15 Things You Should Google But You Didn’t
Credit: Quartz, Shaaa_maae
In this modern day and age, information has become so accessible that it has permanently changed how we consume anything from the world. Search engines like Google archives incomprehensible amount of data, and still is compiling new ones every single second. It does make us overlook certain things that were once common knowledge, as technology advancements rapidly turned from novelty to everyday use. Here are 15 things you should Google but didn’t!
Typist in the past once used the alphabetical layout, but problems arose as they got too fast at typing, causing either the typewriter to jam or breaking the flow of typing as the arms of the typist would get jammed. Resulting in the birth of the QWERTY layout.
Holes Below Padlocks
Credit: balu_jewelry, steemit
There’s an odd hole below the padlock, and it has a very practical function. It allows water to drain out during a rain, avoiding water logging or mechanisms jamming.
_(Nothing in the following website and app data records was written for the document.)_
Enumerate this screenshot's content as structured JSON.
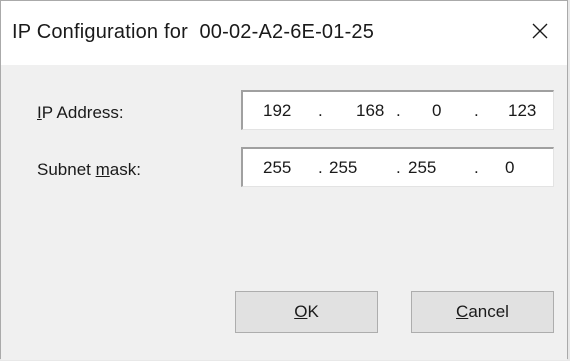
{
  "dialog": {
    "title": "IP Configuration for  00-02-A2-6E-01-25",
    "close_icon": "close-icon"
  },
  "ip_address": {
    "label_hotkey": "I",
    "label_rest": "P Address:",
    "octets": [
      "192",
      "168",
      "0",
      "123"
    ],
    "separator": "."
  },
  "subnet_mask": {
    "label_pre": "Subnet ",
    "label_hotkey": "m",
    "label_rest": "ask:",
    "octets": [
      "255",
      "255",
      "255",
      "0"
    ],
    "separator": "."
  },
  "buttons": {
    "ok_hotkey": "O",
    "ok_rest": "K",
    "cancel_hotkey": "C",
    "cancel_rest": "ancel"
  }
}
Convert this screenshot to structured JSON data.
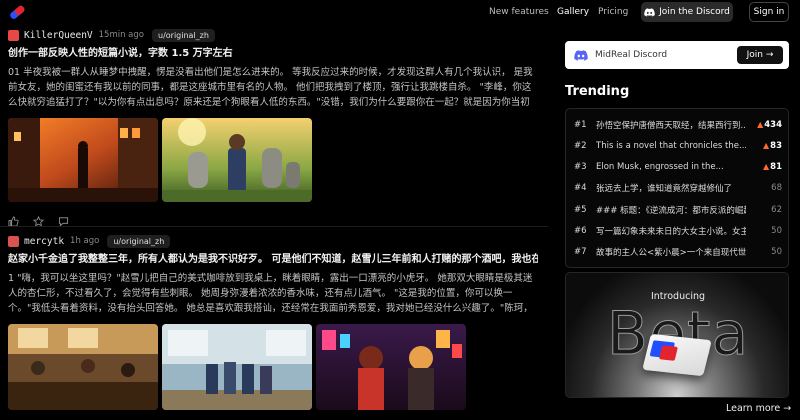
{
  "nav": {
    "links": [
      "New features",
      "Gallery",
      "Pricing"
    ],
    "active": "Gallery",
    "discord_label": "Join the Discord",
    "signin_label": "Sign in"
  },
  "posts": [
    {
      "username": "KillerQueenV",
      "time": "15min ago",
      "tag": "u/original_zh",
      "title": "创作一部反映人性的短篇小说，字数 1.5 万字左右",
      "body": "01 半夜我被一群人从睡梦中拽醒，愣是没看出他们是怎么进来的。 等我反应过来的时候，才发现这群人有几个我认识， 是我前女友，她的闺蜜还有我以前的同事，都是这座城市里有名的人物。 他们把我拽到了楼顶，强行让我跳楼自杀。 \"李峰，你这么快就穷追猛打了？\"以为你有点出息吗？原来还是个狗眼看人低的东西。\"没错，我们为什么要跟你在一起？就是因为你当初是..."
    },
    {
      "username": "mercytk",
      "time": "1h ago",
      "tag": "u/original_zh",
      "title": "赵家小千金追了我整整三年，所有人都认为是我不识好歹。 可是他们不知道，赵雪儿三年前和人打赌的那个酒吧，我也在场。 ...",
      "body": "1 \"嗨，我可以坐这里吗？\"赵雪儿把自己的美式咖啡放到我桌上，眯着眼睛，露出一口漂亮的小虎牙。 她那双大眼睛是极其迷人的杏仁形，不过看久了，会觉得有些刺眼。 她周身弥漫着浓浓的香水味，还有点儿酒气。 \"这是我的位置，你可以换一个。\"我低头看着资料，没有抬头回答她。 她总是喜欢跟我搭讪，还经常在我面前秀恩爱，我对她已经没什么兴趣了。\"陈珂，我知道..."
    }
  ],
  "sidebar": {
    "discord_name": "MidReal Discord",
    "join_label": "Join →",
    "trending_title": "Trending",
    "trending": [
      {
        "rank": "#1",
        "title": "孙悟空保护唐僧西天取经，结果西行到...",
        "score": "434",
        "hot": true
      },
      {
        "rank": "#2",
        "title": "This is a novel that chronicles the...",
        "score": "83",
        "hot": true
      },
      {
        "rank": "#3",
        "title": "Elon Musk, engrossed in the...",
        "score": "81",
        "hot": true
      },
      {
        "rank": "#4",
        "title": "张远去上学，谁知道竟然穿越修仙了",
        "score": "68",
        "hot": false
      },
      {
        "rank": "#5",
        "title": "### 标题：《逆流成河：都市反派的崛起...",
        "score": "62",
        "hot": false
      },
      {
        "rank": "#6",
        "title": "写一篇幻象未来未日的大女主小说。女主...",
        "score": "50",
        "hot": false
      },
      {
        "rank": "#7",
        "title": "故事的主人公<紫小晨>一个来自现代世界...",
        "score": "50",
        "hot": false
      }
    ],
    "beta_intro": "Introducing",
    "beta_word": "Beta",
    "learn_more": "Learn more →"
  },
  "colors": {
    "background": "#000000",
    "flame": "#ff6a2b",
    "avatar1": "#e8474a",
    "avatar2": "#d9534f"
  }
}
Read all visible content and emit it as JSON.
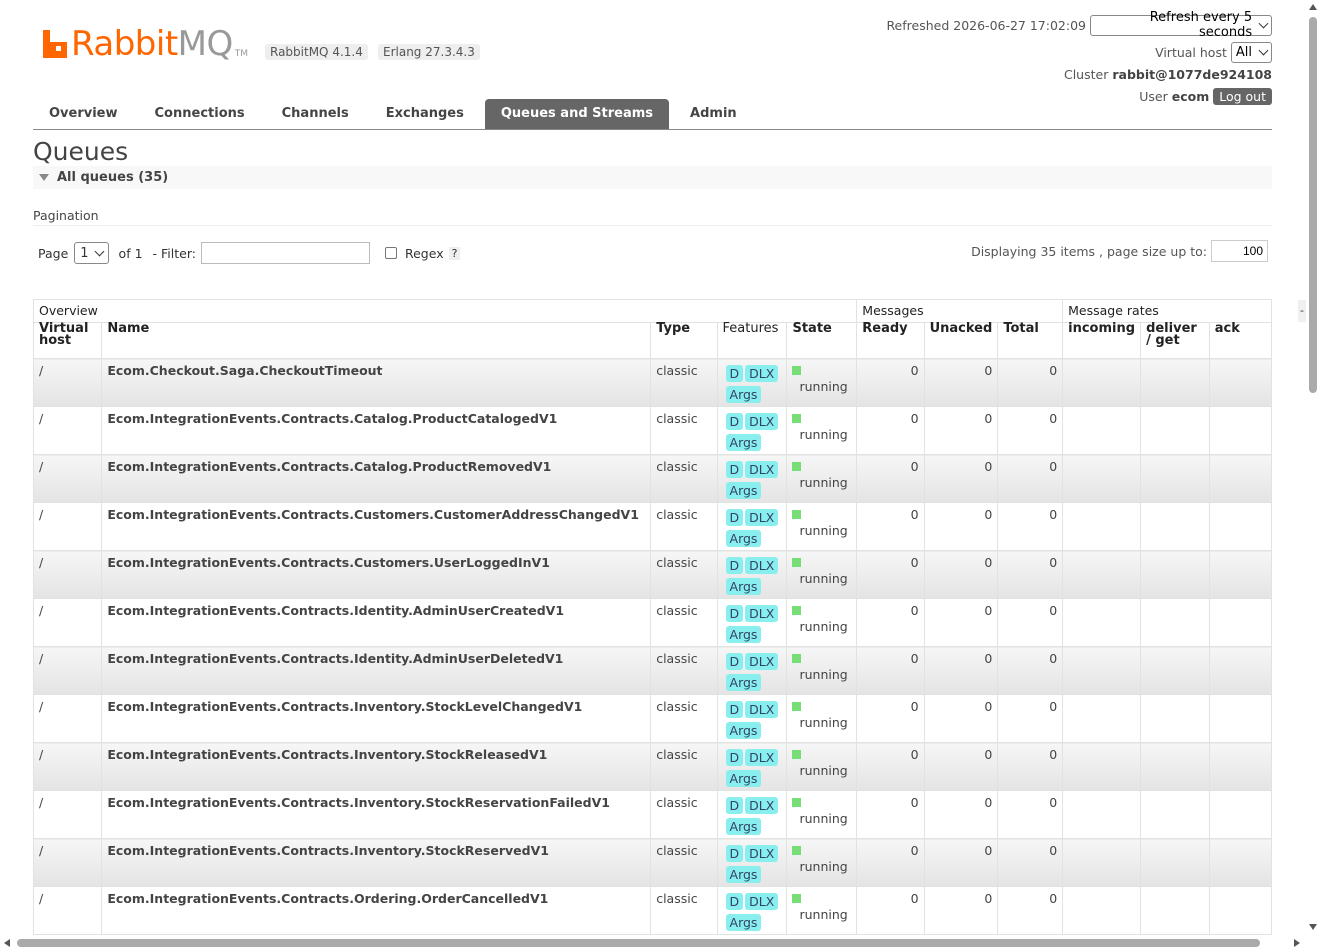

Also, it can be used to oil the interior of the lock.
iPhone Camera Mic
For iPhone users, this dot between your camera and flash is actually a microphone. To record sounds while you use this camera to record videos.
Smell of Space
Have you ever wondered what would space smell like? Odd question, but it is stated that in space, astronauts had described it to smell like burnt steak. A plausible explanation would be due to oxidation, a chemical reaction which occurs within the spacecraft during re-pressurisation.
USB Logo Inspiration
You may not realise that the USB logo looks awfully similar to another iconic 3-pointed item in mythology. The logo was actually modelled after the trident of Poseidon. As the trident symbolises power, the USB is a technological advancement that powers many of today’s tech. The central arrow represents serial data, the circle represents the voltage that USB works on (5V), and the square represents the ground voltage.
Heels Were Once Men’s Fashion
Men of today would ridicule the idea of themselves fashioning heels, however men in the 17th century would beg to differ. As during the 10th, the idea of adding a raised heel to the shoe would help your foot stay more firmly in the stirrups while riding a horse. The addition stayed, and ultimately turned into a fashion trend in the 17th century. Heels then are the equivalent of our today’s Yeezy, it meant you were rolling in status and cash.
Hole on the Pen Cap
We’re sure all of us had either used, or seen this pen. It’s one of the most common model of ballpoint pen. Though if anyone remembered, there was a rumour about the pen drying out faster because of the hole in the pen cap. A strategy to get us to buy more pens. In reality, it was designed this way to prevent choking if swallowed. Especially for young children.
Toilet Paper’s Impact
What has a call of mother nature got to do with the impact of toilet paper? Clogging up the pipes? Actually, the production of toilet papers impacts the environment. Nearly 30,000 trees are chopped everyday for the global demands for toilet paper. Not to mention production of these trusted items. Use a bidet or spray next time if you have it.
Croissants Didn’t Come from France
Croissants have long been associated to be deeply French, we all tried to nail the way to say it in that authentic French accent. However, despite its French name Croissants actually came from Vienna, Austria.
Plane’s Round Windows
This is common knowledge passed and easily forgotten. We used to have square windows, but it was quickly noted that the shape couldn’t handle the stress of the different internal and external air-pressure. Why? As it has 4 weak points, in its 4 corners. Which is why the modern-day plane windows are rounded, an even distribution of stress.
If you thought the hole in the spoon is to drain off excess water, it’s actually quite ingenious, but not it’s true function. It’s an accurate measure of a single serving of spaghetti. And all this time you’ve been eye-balling it, now it’s one less thing to use agarration on.
This ever-popular snack’s name is widely recognised, but did you know what does it stand for? M&M’s are the last names of Forest Mars and Bruce Murrie. Mars developed a method to coat drops of chocolate with a hard candy shell. Murrie’s the son of the founder of Hershey’s. Even though they had a falling out in 1949, the name of the brand cemented itself with 2 Ms.
The reason as to why most traditional pencils are coloured yellow might be unexpected. Manufacturers back in the 1890s, wanted people to know they used only the highest-grade graphite for lead, which came from China. Yellow is the traditional Chinese colour of Chinese royalty.
Why Sneakers are Sneakers?
Except if you were to stub the bottom soles of the sneaker against the floor, creating a squeak, generally it doesn’t make much noise while walking does it? That’s how sneakers got their name.
The plastic or metal tips that are on both ends of your shoelaces are actually called aglets. It’s tiny and unremarkable, but try tying your laces without them. Aglets have been around since ancient Rome, usually made out of stone or glass back then. The word ‘aglet’ originates from the old French ‘aiguillette’, it meant needle.